If you are worried that a national registry of any kind will let the government know where to come get your guns, do you really think that any consumer data agency doesn’t know what you own, when you bought it and how much you paid?
Why can’t we have a rational discussion about guns? It’s dramatic (but not inaccurate) to say that our lives depend on meaningful change.
Around the time when I began writing this column, a Virginia reporter and her cameraman lost their lives on the air at the hands of an unstable former colleague. The same day four were shot during a home invasion in Minneapolis. Last month, when I was blithering about how to “act like a man” at work, the massacre in a Charleston church had barely passed. No, wait, that was June. In July we were all stunned by the fellow who attacked the military recruiting center in Chattanooga – killing five. Apologies, I’m mixing up my mass shootings. It’s just so hard to keep track these days. In fact, according to WonkBlog, we are now averaging more than one mass shooting per day in the U.S. And now we have the world’s attention, for good or ill: The Guardian began tracking killings by police in the U.S. because the figures are so appalling.
Gun violence is a women’s issue – see the embedded tweets below. It’s also simply a humanist one. If you like humans, you may be freaked out by things that are meant to end them. It also makes sense to be at least a little bit leery of the people who love those things:
Women in the US are 11 times more likely to be killed with a gun than in other countries. #WDBJ
— Moms Demand Action (@MomsDemand) August 29, 2015
I spoke to a friend who owns guns (stored unloaded in locked cases) and he shared some thoughts for those who resist any regulation:
If you are worried that a national registry of any kind will let the government know where to come get your guns, do you really think that any consumer data agency doesn’t know what you own, when you bought it and how much you paid? And that they won’t sell that list like any other? We should all be safety certified. We should pay a high price if our guns cause injury in any but a self-defense situation, if they are lost or stolen due to our negligence.
A car can kill someone and we all must be trained, licensed and insured in order to use it – and we can lose that licensure, money and our freedom if we use that power negligently or if we harm others, even inadvertently. Guns are specifically designed to kill – why don’t we control their ownership and use at least as stringently as cars?
In a moving video, the father of Alison Parker, this week’s slain reporter, challenged lawmakers to stop being cowards on this issue, and he’s right. And being right about that hasn’t yet helped. America deserves better than a shrug and “Freedom, whatcha going to do?” from our lawmakers, and frankly – from one another. But we’re not going to get it until we demand it and act to make it happen.

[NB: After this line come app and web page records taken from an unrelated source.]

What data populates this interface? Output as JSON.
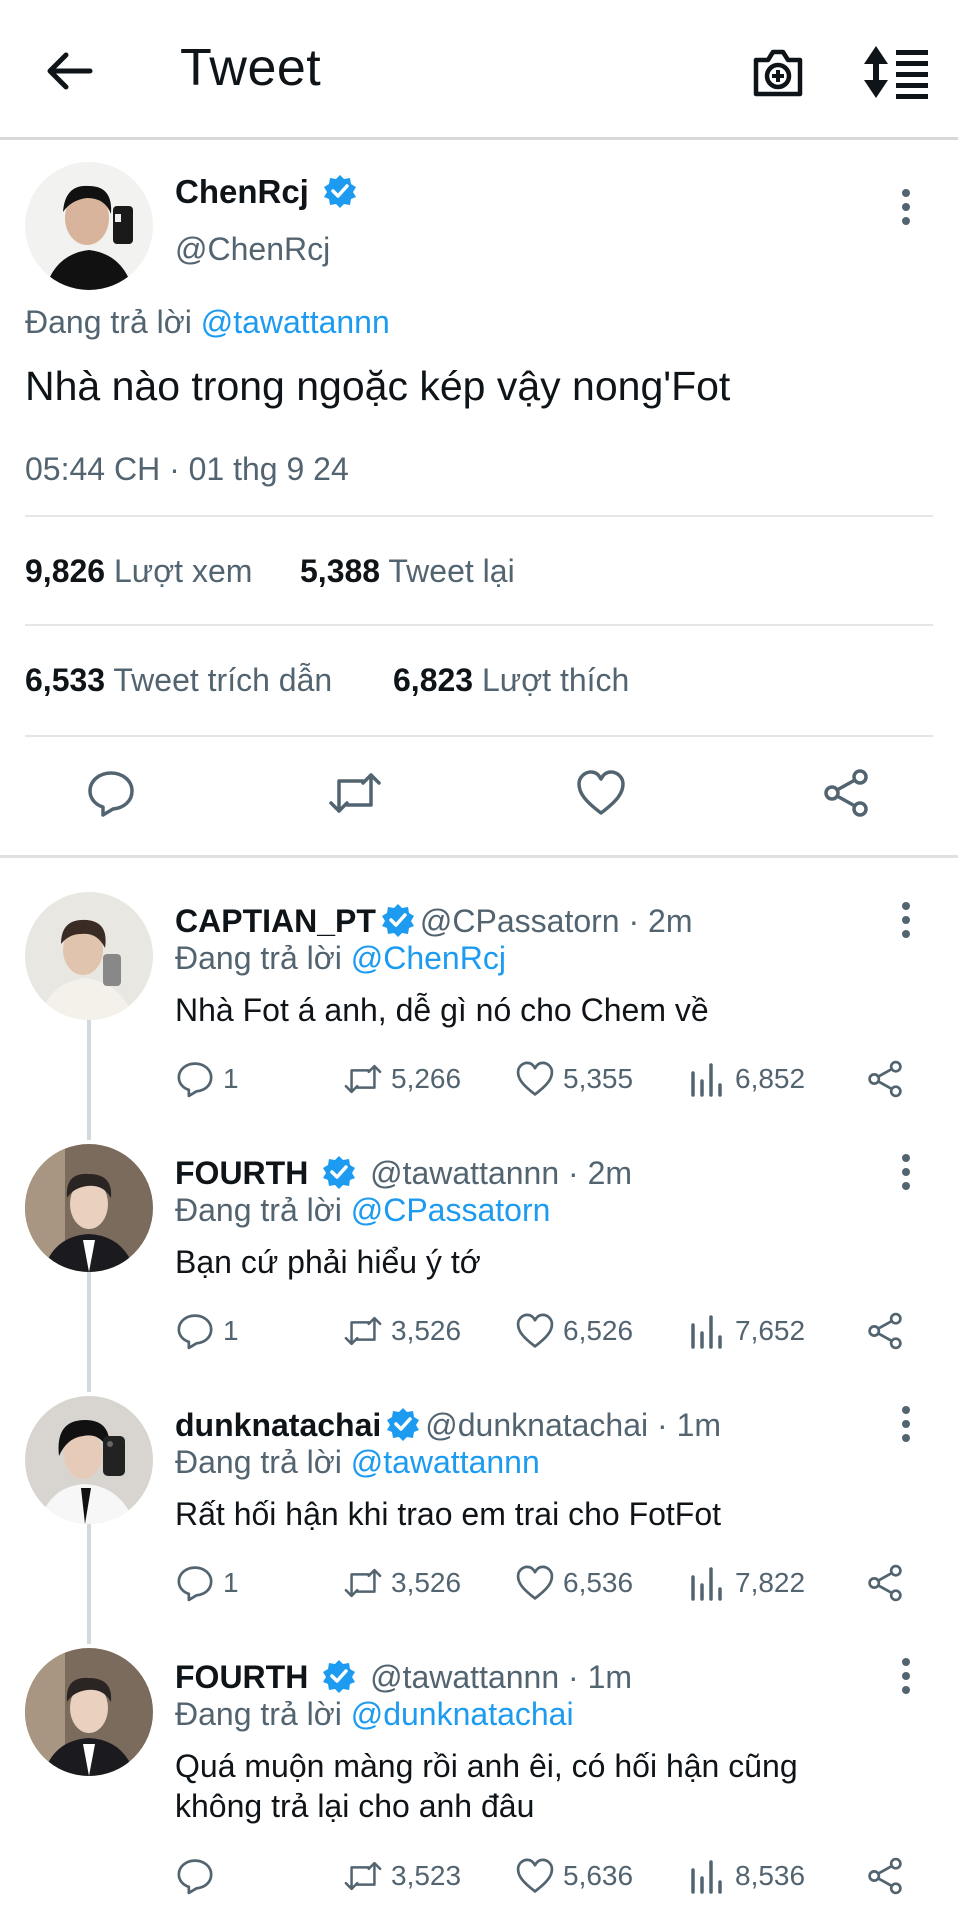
{
  "header": {
    "title": "Tweet"
  },
  "main_tweet": {
    "name": "ChenRcj",
    "handle": "@ChenRcj",
    "reply_prefix": "Đang trả lời",
    "reply_to": "@tawattannn",
    "text": "Nhà nào trong ngoặc kép vậy nong'Fot",
    "time": "05:44 CH · 01 thg 9 24",
    "stats": {
      "views_count": "9,826",
      "views_label": "Lượt xem",
      "retweets_count": "5,388",
      "retweets_label": "Tweet lại",
      "quotes_count": "6,533",
      "quotes_label": "Tweet trích dẫn",
      "likes_count": "6,823",
      "likes_label": "Lượt thích"
    }
  },
  "replies": [
    {
      "name": "CAPTIAN_PT",
      "meta": "@CPassatorn · 2m",
      "reply_prefix": "Đang trả lời",
      "reply_to": "@ChenRcj",
      "text": "Nhà Fot á anh, dễ gì nó cho Chem về",
      "replies": "1",
      "retweets": "5,266",
      "likes": "5,355",
      "views": "6,852"
    },
    {
      "name": "FOURTH",
      "meta": "@tawattannn · 2m",
      "reply_prefix": "Đang trả lời",
      "reply_to": "@CPassatorn",
      "text": "Bạn cứ phải hiểu ý tớ",
      "replies": "1",
      "retweets": "3,526",
      "likes": "6,526",
      "views": "7,652"
    },
    {
      "name": "dunknatachai",
      "meta": "@dunknatachai · 1m",
      "reply_prefix": "Đang trả lời",
      "reply_to": "@tawattannn",
      "text": "Rất hối hận khi trao em trai cho FotFot",
      "replies": "1",
      "retweets": "3,526",
      "likes": "6,536",
      "views": "7,822"
    },
    {
      "name": "FOURTH",
      "meta": "@tawattannn · 1m",
      "reply_prefix": "Đang trả lời",
      "reply_to": "@dunknatachai",
      "text_line1": "Quá muộn màng rồi anh êi, có hối hận cũng",
      "text_line2": "không trả lại cho anh đâu",
      "replies": "",
      "retweets": "3,523",
      "likes": "5,636",
      "views": "8,536"
    }
  ],
  "colors": {
    "accent": "#1d9bf0",
    "secondary_text": "#536471",
    "primary_text": "#0f1419"
  }
}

People around the country are crying out for solutions. Moms Demand Action For Gun Sense in America (quoted above) is one of a few that I follow. Founded in response to the still-unfathomable shooting at Sandy Hook Elementary School, they have successfully lobbied big retail brands around the country to discourage open carry in their stores. Harris Teeter has been the longest hold out, opting to favor a small minority of open carry extremists over families who respectfully request not to be terrorized in the dairy aisle. So I encourage you to remember that when you plan your next grocery run. (In fact, Harris Teeter, you’re planning a new store in my neighborhood, so prepare to hear more about this. Hugs, me.)
Here are a couple of other orgs. If you find you are moved to action, I encourage you to find one that speaks to you:
No matter how many avoidable tragedies we weep over, there will still be a group of bullies gleefully and loudly misinterpreting our Constitution to serve their own ends. They will continue to issue threats, both veiled and overt, to maintain the status quo – which at last count was at least 32,000 people each year being shot in the world’s least responsible gun culture.
Thea Joselow is a digital media writer, editor and social media director based in Bethesda, Maryland. She has worked for such illustrious institutions as National Public Radio, Smithsonian Magazine, and at a strategic communications firm in Washington, D.C., but please don’t hold that against them. Thea likes to think she has a good sense of humor. All opinions, omissions and offenses are entirely her own. She can be found on Twitter at @tjoselow.